It also said for the first time in a U.N. document that women’s human rights include the right to control and decide “on matters relating to their sexuality, including their sexual and reproductive health, free of discrimination, coercion and violence.”
The draft declaration expected to be adopted Monday reaffirms the Beijing platform for action and expresses concern “that overall, progress has not been fast or deep enough.” It pledges to take “concrete action to ensure the full, effective and accelerated implementation” of the road map.
Olof Skoog, the European Union’s top diplomat at the U.N., said the EU wasn’t happy with the initial draft but “we played hardball, I think it’s fair to say,” to produce “the most detailed and action-oriented political declaration ever adopted” by the commission.
He said there are advances in some areas and the declaration avoids “backtracking on some of the issues where there was huge push back.”
Among those issues was the definition of the family, with traditionalists insisting on a mother, father and children and progressive countries wanting to include LGBT families as well, he said. Another was on how to mention sexual and reproductive health and rights for females.
In the end, Skoog said, direct references to both issues were dropped in the declaration. But since the declaration affirms the Beijing platform, what that document says about the family and women’s rights and health will stand.
Francoise Girard, president of the International Women’s Health Coalition, said it was critical that governments recommit fully to the Beijing platform and called it heartening that they did so. She said governments also recommitted to achieving U.N. goals for 2030 that include sexual and reproductive rights for females, “so we feel that that is an extremely positive sign.”

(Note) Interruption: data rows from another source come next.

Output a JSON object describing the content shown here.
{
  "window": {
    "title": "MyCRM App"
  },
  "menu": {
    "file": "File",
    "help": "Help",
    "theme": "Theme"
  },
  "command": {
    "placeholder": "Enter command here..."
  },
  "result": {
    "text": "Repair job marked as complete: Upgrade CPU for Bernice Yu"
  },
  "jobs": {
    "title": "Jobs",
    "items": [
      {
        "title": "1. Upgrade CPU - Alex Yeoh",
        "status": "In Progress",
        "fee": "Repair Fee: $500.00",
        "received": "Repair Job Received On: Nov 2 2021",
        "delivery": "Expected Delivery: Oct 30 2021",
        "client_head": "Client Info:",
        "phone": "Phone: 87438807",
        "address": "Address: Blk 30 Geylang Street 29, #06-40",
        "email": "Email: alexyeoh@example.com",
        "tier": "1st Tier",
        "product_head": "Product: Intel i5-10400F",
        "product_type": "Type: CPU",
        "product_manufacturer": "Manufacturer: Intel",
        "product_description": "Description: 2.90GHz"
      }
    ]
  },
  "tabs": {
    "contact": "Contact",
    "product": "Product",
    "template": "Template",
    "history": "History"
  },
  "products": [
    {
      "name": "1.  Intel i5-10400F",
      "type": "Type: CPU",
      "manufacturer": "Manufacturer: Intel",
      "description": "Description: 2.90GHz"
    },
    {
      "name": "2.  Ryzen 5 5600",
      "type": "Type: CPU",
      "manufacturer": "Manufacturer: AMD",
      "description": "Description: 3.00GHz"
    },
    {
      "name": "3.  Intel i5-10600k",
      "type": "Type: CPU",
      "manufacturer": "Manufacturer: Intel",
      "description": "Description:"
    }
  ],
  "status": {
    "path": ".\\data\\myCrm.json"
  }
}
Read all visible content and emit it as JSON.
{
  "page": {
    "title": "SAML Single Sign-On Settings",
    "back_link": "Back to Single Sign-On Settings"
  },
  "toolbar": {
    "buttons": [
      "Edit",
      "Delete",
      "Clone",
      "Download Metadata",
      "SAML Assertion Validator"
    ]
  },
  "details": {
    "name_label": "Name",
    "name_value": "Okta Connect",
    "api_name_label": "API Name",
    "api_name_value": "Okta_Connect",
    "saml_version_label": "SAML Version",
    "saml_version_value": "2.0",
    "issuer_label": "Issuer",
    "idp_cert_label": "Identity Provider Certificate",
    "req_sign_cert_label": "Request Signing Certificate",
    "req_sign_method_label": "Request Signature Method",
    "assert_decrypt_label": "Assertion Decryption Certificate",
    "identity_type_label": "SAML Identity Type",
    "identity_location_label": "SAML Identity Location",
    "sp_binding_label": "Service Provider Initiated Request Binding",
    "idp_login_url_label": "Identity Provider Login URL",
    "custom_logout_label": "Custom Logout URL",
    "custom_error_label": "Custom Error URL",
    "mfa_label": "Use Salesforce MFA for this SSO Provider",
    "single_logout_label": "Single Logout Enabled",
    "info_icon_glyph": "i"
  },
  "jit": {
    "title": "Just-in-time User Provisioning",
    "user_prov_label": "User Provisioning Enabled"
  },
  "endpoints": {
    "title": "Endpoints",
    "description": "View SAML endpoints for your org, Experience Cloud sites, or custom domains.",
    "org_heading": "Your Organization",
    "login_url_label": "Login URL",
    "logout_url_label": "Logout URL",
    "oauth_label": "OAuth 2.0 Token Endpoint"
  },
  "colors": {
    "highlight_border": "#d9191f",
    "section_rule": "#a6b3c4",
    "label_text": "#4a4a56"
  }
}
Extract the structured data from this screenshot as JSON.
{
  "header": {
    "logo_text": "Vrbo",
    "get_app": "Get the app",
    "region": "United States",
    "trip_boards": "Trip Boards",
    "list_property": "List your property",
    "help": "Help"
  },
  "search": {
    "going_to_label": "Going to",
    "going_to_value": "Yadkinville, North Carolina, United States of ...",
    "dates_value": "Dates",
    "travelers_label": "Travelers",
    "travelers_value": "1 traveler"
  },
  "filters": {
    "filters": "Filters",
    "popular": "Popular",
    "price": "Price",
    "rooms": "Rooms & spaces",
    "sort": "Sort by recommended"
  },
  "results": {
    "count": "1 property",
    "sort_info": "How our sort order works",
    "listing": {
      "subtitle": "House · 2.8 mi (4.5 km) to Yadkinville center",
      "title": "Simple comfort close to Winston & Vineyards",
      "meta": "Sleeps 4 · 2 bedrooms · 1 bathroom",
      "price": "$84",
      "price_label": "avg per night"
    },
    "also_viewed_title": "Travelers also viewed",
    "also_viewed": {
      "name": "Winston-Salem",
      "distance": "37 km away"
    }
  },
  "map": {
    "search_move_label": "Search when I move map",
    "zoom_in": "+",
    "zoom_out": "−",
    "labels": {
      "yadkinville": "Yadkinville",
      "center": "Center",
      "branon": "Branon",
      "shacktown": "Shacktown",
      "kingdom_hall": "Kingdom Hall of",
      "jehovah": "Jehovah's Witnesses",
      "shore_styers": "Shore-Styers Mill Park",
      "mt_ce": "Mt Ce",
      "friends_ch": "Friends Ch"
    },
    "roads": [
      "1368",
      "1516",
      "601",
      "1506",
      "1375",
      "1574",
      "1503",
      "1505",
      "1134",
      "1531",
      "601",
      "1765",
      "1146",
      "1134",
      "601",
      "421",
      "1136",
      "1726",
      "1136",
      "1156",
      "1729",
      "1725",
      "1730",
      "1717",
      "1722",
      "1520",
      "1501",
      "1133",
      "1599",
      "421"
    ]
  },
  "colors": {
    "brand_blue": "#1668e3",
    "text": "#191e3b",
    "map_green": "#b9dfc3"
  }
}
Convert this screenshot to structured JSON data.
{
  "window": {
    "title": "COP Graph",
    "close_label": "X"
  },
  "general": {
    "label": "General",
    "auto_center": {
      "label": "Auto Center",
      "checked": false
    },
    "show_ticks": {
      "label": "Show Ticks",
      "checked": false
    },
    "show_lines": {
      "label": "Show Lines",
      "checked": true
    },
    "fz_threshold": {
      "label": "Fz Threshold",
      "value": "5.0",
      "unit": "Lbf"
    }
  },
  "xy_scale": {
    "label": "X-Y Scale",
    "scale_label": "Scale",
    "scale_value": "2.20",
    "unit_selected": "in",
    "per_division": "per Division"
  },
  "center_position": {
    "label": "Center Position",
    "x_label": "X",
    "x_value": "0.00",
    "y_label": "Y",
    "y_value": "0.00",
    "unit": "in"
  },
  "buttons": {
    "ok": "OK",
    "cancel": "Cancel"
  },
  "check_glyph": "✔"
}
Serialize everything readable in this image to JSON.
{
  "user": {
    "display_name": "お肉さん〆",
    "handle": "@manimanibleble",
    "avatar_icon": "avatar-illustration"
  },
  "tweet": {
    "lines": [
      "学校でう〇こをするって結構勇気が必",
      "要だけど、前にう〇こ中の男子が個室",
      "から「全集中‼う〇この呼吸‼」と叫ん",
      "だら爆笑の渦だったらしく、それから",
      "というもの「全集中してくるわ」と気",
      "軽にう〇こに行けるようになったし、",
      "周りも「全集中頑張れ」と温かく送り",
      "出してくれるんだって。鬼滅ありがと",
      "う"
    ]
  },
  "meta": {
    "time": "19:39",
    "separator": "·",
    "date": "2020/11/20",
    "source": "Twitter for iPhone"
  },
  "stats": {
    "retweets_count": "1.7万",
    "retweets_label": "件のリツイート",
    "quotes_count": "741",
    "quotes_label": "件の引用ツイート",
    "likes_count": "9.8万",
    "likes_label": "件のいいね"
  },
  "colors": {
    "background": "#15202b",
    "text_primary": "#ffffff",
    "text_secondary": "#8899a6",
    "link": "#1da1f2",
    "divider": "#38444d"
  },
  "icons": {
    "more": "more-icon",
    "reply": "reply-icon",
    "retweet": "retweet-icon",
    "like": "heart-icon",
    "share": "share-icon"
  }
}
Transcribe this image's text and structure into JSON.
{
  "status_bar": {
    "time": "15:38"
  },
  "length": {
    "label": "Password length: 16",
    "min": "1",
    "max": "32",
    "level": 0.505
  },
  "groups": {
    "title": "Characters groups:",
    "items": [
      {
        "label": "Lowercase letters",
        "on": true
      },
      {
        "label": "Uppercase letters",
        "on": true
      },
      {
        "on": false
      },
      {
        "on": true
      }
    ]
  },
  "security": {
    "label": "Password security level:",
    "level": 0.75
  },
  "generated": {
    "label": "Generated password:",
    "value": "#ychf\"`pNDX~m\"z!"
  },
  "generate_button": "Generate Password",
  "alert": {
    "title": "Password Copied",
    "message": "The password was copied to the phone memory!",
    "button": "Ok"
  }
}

What could really change the trajectory to achieve gender equality, Girard said, is ensuring that young girls can control their bodies, and there is still a long way to go.
“Controlling your body — sexual and reproduction and free of violence — is critical to everything else,” she told The Associated Press. “It’s critical to education, to employment, to political participation, to sitting on boards of companies. All these things won’t happen unless you control your body.”
On Friday, Guterres urged young women to keep up activism, and “please hold the world to account.”
“Twenty-five years after the Beijing conference, progress on women’s rights has stalled and even reversed,” he said. “We must push back against the push back. … It is more important than ever for men to stand up for women’s rights and gender equality.” (VOA)